  • Ebert, Lena K., Department II of Internal Medicine and Center for Molecular Medicine Cologne, University of Cologne, Cologne, Germany
  • Rinschen, Markus M., Department II of Internal Medicine and Center for Molecular Medicine Cologne, University of Cologne, Cologne, Germany
  • Höhne, Martin, Department II of Internal Medicine and Center for Molecular Medicine Cologne, University of Cologne, Cologne, Germany
  • Zevnik, Branko, Cologne Excellence Cluster on Cellular Stress Responses in Aging-Associated Diseases, University of Cologne, Cologne, Germany
  • Brinkkoetter, Paul T., Department II of Internal Medicine and Center for Molecular Medicine Cologne, University of Cologne, Cologne, Germany
  • Schermer, Bernhard, Department II of Internal Medicine and Center for Molecular Medicine Cologne, University of Cologne, Cologne, Germany
  • Benzing, Thomas, Department II of Internal Medicine and Center for Molecular Medicine Cologne, University of Cologne, Cologne, Germany
Background

NPHS2 encodes for Podocin, a membrane protein at the inner leaflet of the plasma membrane of podocytes, and is the most frequently mutated gene in patients with Steroid-Resistant Nephrotic Syndrome (SRNS). Analyzing the role of posttranscriptional and -translational regulations of Podocin in the maintenance of the architecture and functional integrity of the slit diaphragm will contribute to the understanding of the underlying pathomechanisms. In previous studies, we confirmed the expression of a short isoform of Podocin in the human kidney, characterized its biochemical properties in vitro and showed an altered localization of the protein. In addition, we identified phosphorylation sites within Podocin by analyzing the glomerular phosphoproteome and found evidence for their biological significance, e.g. for Podocin multimerization (p.T234).

Methods

We used different CRISPR/Cas9 based genome editing strategies that enabled us to alter the murine Nphs2 gene in a targeted manner. The endonuclease Cas9 forms a complex with a guide RNA which selectively binds to DNA and induces double strand breaks. Subsequently, repair mechanisms can either lead to random indel mutations via Non-Homologous End-Joining (NHEJ) or precise mutations via Homology-Directed Repair (HDR). By pronuclear injection we generated a mouse line that, in analogy to the human short isoform, lacks the entire exon 5. In an additional approach we eliminated a phosphorylation site within the PHB domain (p.T234I) by integrating a point mutation.

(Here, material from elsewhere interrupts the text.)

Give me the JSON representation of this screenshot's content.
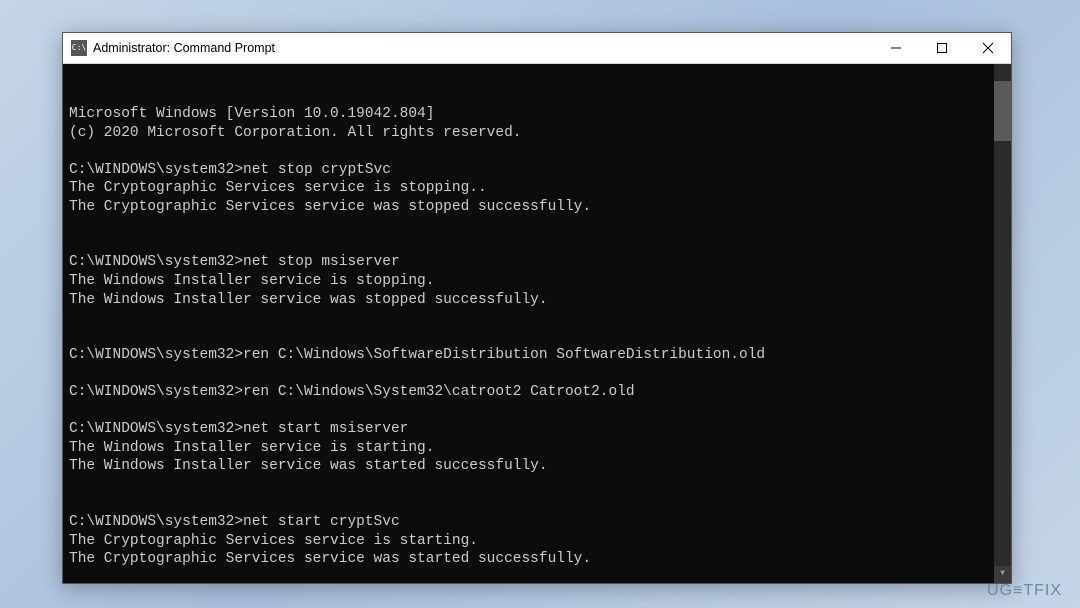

Results

Strikingly, in vivo data of compound-heterozygous animals show a rapid development of proteinuria and elevated retention parameters indicating a loss of kidney function. Histological examinations reveal Fokal-Segmental Glomerulosclerosis (FSGS), a hallmark of glomerular disease. Mice homozygous for the T234I allele do not display an overt phenotype and up to now we did not observe living offspring homozygous for the short isoform allele.

Conclusion

CRISPR/Cas9 technology allows us to create a fast and efficient pipeline to generate mutant alleles mimicking human genetic diseases and our pioneer project already provided novel insights into the pathogenesis of SRNS.